To settle on a view or comment on these issues would be too easy and would diminish the struggles which lie behind and at the heart of them. It was good to note this worldwide issue and to know that it is not that different in the UK in the sense of trying to struggle with a new (or more accurately renewed) multi-cultural make up and immigration issues, Brexit and its implications as to who we are, and so on.


During my writing week the Pride Flag was flown at Guildhall for the first time. Another example of evolving themes around diversity and ethnicity the world over.


At the heart of all this is the theology of person. If we believe that God loves every person equally and Christ died for the whole world, how did we get to the point of damaging or obliterating cultures to create colonies? How can we hold our head up as a church when we have been complicit in such things over the centuries? What are the current examples of similar behaviour within our church today? Will we look back on the issues of women bishops and gay marriage with the same sense of self doubt as to the efficacy of our current position and debates? I cannot answer that question.



Life and work balance


I have been away and enjoyed everything I encountered. I put work aside and was doing something different. After years of working 70 hour weeks non-stop I changed pace and lived a different pattern of life. Now back in London writing this I am back in the thick of things, which I also still enjoy. Within this week back before starting work officially there have been events on the Yard, sleepless nights as the air-con unit on Guildhall is going wrong again, someone was doing overnight work nearby on Monday and we could not sleep, although I never worked out what they were doing. Later in the week Sue and I have to de-camp to a local hotel for two nights due to a massive event which needs set up and set down overnight. I have also been in correspondence with the team organising a major cycle event which will circumnavigate the church as to how we can get the car out and onto the main roads on the day we leave for a family holiday.

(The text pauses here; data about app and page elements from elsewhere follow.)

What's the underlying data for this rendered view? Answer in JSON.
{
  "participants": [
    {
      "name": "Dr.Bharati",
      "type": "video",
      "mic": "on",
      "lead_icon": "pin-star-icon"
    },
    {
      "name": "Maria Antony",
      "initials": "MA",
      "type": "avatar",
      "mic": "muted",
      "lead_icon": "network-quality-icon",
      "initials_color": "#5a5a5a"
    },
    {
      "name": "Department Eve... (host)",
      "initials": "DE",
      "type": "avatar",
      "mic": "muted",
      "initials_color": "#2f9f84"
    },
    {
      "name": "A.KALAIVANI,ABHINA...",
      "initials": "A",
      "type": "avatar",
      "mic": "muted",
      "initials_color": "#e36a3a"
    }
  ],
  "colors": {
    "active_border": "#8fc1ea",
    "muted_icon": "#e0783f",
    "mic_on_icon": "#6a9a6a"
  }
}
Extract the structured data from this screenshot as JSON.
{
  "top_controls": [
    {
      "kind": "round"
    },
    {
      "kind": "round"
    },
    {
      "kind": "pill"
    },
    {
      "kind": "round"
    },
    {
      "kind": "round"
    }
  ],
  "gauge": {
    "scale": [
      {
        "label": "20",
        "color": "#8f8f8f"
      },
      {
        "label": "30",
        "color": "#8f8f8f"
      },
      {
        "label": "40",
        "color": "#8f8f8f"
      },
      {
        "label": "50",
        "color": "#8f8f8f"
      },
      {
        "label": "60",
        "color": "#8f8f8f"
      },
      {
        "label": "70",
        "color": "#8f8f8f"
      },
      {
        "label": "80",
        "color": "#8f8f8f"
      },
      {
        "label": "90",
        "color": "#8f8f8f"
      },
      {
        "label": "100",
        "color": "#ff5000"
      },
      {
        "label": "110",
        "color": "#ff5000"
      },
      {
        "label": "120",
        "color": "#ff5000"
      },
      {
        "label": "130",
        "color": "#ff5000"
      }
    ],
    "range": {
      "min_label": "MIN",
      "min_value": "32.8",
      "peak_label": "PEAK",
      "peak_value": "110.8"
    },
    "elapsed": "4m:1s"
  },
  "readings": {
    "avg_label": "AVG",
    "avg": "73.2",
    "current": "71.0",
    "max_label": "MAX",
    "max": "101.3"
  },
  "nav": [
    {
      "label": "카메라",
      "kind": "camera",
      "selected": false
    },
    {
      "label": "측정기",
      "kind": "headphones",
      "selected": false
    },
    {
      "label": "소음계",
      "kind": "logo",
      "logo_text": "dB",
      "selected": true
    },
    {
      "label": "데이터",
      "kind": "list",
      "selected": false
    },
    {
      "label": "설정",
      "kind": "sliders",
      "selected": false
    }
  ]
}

I have from time to time described being in the City as living in a bubble. It can be a noisy, busy stressful bubble at times. Bishop Richard always stated he understood this of his City clergy. It is difficult to avoid the fact that life around you is moving at such a pace, that everyone looks stressed and tired, and that the clergy of the City absorb some of that stress, even when trying to model a different pattern of ‘being’ through faith.


As I reflected on this in my time away and from the changed pace of my sabbatical I came to the conclusion that there is no simple solution. To serve those who live the City lifestyle, one has to enter into their territory. That ‘living in the situation’ has always been part of our Anglican understanding of being the church. It has its price, but knowing this is the start of surviving it.














While I was on retreat at Long Bay I read a book called The bad Christian’s Manifesto by Rev’d Dave Tomlinson, Vicar St Luke Holloway. Its odd that I discovered it in New Zealand when it is written by a colleague who works about 3 miles away from my home. His summary of his manifesto, expounded in each chapter one line at a time, is as follows:




To follow the way of Jesus rather than rules and conventions.

To doubt and question WITHOUT fear, and never be daunted by orthodoxies and authority figures.

To make a priority of kindness and compassion, and peruse justice for all people.

To embrace messiness and imperfection while aspiring to be all that we can.

To live courageously, and resist being motivated by guilt or fear.

To love the world and honour it as God’s body.

To have parties, laugh often, enjoy friends and welcome strangers.

To resist passing judgement, and befriend people in the margins.

To look for God in every person and situation.



David Parrott

July 2018